──────── Information supplied ────────

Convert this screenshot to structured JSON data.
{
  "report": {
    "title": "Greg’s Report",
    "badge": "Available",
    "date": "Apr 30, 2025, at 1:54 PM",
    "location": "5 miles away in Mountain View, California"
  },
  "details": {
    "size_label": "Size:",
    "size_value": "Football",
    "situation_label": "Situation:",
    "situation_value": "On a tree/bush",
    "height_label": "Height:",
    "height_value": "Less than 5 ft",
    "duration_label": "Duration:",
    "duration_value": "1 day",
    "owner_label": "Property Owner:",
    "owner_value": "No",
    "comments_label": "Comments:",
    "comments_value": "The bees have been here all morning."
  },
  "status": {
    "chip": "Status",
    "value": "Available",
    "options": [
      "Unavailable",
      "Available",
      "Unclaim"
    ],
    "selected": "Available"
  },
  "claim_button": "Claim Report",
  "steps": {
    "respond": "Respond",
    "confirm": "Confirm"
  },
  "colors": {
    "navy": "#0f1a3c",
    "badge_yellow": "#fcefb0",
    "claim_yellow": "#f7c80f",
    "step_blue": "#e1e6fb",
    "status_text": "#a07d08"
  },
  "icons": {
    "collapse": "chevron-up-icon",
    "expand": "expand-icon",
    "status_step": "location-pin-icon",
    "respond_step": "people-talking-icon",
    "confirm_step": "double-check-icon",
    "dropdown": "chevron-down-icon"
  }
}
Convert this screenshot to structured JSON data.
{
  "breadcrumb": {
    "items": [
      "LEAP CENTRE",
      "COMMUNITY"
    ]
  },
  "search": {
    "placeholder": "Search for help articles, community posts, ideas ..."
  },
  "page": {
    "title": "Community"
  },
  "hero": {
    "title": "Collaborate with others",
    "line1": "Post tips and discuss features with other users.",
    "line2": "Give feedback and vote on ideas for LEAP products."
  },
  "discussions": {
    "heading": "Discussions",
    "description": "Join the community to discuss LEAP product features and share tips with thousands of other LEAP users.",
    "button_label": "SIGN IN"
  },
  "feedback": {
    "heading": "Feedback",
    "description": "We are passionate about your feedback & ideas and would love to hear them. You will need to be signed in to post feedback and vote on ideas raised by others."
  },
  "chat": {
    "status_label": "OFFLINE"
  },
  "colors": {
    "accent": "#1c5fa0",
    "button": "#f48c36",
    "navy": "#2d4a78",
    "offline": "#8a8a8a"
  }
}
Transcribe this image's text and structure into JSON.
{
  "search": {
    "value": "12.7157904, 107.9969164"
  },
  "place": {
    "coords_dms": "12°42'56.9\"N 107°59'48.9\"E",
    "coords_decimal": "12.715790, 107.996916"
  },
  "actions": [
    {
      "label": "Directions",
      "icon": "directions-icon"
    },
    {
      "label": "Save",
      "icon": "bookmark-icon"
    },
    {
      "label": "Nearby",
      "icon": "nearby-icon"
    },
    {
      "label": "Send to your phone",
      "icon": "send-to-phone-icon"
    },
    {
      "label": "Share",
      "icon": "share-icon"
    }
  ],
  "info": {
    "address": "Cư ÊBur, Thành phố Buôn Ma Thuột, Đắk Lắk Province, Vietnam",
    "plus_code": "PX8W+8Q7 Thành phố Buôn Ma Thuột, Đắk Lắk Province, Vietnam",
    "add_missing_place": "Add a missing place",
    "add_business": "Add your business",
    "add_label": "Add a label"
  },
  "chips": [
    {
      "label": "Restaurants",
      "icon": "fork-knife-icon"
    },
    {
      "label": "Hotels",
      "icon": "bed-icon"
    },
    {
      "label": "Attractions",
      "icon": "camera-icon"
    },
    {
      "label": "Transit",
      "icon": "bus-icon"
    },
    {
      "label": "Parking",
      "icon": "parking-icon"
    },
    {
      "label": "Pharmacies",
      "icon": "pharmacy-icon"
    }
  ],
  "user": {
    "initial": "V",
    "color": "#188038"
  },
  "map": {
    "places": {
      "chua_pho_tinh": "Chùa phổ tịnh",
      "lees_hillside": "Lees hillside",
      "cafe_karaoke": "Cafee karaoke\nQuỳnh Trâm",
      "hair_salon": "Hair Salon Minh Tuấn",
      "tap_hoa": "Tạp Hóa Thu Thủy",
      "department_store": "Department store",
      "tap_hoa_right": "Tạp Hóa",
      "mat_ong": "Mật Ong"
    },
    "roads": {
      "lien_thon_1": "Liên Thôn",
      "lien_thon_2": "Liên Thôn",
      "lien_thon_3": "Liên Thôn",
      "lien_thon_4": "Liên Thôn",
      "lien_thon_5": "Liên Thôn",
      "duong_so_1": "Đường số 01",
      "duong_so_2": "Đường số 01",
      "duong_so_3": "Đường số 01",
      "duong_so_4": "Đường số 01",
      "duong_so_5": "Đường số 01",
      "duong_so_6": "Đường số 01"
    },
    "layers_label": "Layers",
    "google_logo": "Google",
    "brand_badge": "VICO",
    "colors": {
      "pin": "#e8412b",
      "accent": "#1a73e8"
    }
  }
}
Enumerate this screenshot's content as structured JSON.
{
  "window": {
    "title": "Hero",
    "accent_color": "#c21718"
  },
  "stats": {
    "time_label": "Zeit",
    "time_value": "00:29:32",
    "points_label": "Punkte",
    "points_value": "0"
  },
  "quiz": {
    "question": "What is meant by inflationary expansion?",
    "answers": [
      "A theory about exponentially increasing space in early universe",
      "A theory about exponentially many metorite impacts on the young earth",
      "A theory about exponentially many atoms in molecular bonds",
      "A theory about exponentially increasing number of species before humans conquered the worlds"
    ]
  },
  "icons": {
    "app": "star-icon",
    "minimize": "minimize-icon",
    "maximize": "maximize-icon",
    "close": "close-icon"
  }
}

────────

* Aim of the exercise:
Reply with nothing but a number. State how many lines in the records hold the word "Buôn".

* The completed task:
2